→ **What you have to do**:
The lines you return should be those containing the string "kind", taken from the data below.

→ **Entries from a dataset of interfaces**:
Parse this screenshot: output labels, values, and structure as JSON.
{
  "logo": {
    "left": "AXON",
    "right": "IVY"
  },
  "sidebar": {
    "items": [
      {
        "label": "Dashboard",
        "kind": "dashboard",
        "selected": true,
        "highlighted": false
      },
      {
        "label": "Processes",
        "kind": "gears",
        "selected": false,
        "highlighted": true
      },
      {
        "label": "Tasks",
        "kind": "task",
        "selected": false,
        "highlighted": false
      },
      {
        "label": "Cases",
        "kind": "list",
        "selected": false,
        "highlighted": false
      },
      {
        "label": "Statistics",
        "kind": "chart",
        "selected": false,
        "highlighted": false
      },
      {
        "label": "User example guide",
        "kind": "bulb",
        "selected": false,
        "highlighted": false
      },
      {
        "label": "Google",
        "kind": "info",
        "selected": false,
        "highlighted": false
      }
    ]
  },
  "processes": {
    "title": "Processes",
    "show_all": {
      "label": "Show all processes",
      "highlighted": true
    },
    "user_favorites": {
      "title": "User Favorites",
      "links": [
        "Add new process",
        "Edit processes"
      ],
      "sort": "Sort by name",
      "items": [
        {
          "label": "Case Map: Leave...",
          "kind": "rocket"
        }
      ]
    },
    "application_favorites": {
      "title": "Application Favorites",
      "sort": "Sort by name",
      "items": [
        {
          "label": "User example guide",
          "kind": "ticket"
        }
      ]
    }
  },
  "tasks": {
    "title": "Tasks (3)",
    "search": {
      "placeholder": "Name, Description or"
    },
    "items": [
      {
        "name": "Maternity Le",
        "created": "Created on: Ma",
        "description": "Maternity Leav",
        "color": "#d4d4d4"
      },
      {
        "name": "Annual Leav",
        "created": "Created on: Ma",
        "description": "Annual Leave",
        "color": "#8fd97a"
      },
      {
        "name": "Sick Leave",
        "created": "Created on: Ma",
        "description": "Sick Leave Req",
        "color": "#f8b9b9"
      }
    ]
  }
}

→ **Worked solution**:
        "kind": "dashboard",
        "kind": "gears",
        "kind": "task",
        "kind": "list",
        "kind": "chart",
        "kind": "bulb",
        "kind": "info",
          "kind": "rocket"
          "kind": "ticket"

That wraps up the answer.